**DESCRIPTION OF THE TASK:** Only lines with the word "heading" belong in the answer; copy them from the records below.

··· WORKING DATA ···

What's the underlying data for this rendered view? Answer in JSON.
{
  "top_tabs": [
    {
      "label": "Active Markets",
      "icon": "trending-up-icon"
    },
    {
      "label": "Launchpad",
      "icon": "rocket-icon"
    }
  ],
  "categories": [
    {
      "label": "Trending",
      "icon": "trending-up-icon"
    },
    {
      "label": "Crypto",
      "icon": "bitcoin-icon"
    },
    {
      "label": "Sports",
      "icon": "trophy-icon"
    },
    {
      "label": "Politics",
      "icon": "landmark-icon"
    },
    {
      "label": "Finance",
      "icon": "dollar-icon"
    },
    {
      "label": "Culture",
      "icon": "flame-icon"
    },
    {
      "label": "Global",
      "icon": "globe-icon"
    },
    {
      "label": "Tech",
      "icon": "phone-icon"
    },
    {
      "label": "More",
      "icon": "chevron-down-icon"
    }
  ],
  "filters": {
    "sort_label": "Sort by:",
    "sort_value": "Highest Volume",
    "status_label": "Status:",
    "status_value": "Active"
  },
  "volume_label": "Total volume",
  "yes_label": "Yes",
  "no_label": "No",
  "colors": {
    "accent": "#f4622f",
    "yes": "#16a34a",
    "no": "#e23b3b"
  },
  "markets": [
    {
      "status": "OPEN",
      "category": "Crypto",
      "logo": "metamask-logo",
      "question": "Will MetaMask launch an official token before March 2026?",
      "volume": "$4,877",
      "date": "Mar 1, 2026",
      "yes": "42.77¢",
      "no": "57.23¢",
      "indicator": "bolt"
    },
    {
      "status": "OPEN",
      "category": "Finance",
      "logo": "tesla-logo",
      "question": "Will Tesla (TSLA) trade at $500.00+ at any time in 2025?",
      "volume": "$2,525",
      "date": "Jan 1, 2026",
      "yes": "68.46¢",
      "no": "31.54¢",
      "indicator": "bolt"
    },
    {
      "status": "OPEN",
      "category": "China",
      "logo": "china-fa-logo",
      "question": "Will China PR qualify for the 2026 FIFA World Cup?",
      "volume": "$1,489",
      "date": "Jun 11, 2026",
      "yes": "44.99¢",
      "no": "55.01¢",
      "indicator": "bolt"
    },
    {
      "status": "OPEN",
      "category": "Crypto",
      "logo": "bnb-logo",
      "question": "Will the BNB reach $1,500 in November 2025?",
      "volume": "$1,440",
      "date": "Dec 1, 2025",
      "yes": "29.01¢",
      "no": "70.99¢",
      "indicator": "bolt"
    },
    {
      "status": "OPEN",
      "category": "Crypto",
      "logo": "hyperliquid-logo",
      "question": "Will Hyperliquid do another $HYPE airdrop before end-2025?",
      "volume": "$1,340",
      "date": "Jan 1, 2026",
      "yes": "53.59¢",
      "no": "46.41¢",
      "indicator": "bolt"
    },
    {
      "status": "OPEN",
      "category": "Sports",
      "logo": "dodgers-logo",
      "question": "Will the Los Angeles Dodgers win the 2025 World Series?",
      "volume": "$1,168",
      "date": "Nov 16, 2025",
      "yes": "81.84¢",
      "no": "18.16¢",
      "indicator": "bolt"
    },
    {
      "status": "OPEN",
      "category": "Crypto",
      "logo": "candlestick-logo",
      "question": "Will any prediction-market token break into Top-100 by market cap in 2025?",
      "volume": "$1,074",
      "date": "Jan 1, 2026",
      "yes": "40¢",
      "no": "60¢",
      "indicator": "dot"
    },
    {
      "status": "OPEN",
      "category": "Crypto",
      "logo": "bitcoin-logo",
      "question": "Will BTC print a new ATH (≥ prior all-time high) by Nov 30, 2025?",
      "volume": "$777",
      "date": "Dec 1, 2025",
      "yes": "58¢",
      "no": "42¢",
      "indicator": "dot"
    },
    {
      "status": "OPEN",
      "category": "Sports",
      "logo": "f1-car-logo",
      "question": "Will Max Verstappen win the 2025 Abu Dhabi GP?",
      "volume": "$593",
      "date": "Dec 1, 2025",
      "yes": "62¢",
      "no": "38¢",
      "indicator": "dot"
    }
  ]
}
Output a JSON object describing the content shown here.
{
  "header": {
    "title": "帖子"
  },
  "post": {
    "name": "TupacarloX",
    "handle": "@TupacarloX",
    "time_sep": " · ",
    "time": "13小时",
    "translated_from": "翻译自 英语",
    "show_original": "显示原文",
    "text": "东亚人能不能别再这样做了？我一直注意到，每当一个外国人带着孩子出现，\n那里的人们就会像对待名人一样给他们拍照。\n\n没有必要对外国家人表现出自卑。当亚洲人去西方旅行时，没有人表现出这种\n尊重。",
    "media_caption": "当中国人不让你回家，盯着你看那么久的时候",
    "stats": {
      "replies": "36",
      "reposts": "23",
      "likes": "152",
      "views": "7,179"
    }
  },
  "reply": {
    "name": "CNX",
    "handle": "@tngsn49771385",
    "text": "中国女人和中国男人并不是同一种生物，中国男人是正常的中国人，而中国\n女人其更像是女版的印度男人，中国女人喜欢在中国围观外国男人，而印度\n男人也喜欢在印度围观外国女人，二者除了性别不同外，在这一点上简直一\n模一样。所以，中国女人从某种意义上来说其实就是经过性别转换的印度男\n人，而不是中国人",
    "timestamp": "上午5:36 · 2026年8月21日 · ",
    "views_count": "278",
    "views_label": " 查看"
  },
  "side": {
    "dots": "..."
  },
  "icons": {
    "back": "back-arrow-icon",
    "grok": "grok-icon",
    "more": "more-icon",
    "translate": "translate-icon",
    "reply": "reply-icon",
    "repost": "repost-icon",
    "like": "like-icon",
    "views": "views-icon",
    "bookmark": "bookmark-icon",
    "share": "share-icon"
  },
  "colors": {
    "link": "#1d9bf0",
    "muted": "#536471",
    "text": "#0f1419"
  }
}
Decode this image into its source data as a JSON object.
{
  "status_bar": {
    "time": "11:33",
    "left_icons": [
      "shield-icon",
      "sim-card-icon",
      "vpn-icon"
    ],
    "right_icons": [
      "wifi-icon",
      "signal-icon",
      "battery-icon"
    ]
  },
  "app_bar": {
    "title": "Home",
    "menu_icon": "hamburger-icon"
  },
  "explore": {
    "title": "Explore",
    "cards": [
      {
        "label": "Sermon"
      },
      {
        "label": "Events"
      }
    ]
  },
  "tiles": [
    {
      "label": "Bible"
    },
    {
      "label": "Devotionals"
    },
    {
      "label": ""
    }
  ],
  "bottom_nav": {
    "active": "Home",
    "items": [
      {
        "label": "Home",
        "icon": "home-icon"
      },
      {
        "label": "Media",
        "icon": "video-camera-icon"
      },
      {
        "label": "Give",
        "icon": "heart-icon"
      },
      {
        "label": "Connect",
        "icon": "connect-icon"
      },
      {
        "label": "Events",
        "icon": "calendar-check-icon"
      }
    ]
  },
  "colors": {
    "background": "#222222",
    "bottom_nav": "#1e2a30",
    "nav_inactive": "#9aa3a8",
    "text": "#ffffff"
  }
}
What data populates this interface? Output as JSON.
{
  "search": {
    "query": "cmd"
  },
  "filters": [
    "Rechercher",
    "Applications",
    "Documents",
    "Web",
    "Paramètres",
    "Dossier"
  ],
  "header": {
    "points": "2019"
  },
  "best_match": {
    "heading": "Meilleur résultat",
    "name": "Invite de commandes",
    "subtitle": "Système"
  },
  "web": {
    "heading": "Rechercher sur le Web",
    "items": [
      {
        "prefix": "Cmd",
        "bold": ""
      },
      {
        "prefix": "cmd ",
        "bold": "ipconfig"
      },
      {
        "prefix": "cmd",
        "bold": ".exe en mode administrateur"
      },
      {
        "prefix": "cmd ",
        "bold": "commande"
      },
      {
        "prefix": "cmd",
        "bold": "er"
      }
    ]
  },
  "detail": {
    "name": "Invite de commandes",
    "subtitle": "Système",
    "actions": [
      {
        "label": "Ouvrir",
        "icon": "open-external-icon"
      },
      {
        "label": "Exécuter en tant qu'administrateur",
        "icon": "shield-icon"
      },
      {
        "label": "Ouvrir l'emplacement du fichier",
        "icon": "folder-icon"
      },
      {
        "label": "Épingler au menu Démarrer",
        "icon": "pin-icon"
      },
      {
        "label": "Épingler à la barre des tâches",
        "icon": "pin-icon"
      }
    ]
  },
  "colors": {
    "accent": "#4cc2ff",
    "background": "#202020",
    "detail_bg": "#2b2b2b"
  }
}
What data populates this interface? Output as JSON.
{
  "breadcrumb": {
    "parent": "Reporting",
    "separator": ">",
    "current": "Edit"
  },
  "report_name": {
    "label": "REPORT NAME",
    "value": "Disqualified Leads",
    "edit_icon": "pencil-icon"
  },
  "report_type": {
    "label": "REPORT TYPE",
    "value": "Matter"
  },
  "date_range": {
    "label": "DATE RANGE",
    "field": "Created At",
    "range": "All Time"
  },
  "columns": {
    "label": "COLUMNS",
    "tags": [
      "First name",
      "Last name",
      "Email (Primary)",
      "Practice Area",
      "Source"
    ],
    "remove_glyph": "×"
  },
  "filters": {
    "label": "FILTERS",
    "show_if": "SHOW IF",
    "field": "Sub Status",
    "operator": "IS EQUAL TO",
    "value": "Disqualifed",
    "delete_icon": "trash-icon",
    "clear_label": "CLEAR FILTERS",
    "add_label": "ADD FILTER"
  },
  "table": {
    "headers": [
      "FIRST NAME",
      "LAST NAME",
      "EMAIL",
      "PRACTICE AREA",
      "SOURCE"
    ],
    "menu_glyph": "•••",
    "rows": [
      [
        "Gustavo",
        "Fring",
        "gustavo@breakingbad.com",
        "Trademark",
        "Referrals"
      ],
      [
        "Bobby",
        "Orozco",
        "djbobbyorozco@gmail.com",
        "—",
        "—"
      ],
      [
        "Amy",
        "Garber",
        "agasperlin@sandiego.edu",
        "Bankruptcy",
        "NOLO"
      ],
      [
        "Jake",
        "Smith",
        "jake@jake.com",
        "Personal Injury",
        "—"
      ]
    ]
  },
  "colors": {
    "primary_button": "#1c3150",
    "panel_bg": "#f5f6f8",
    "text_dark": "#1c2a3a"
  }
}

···

**ANSWER BELOW:**
    "heading": "Meilleur résultat",
    "heading": "Rechercher sur le Web",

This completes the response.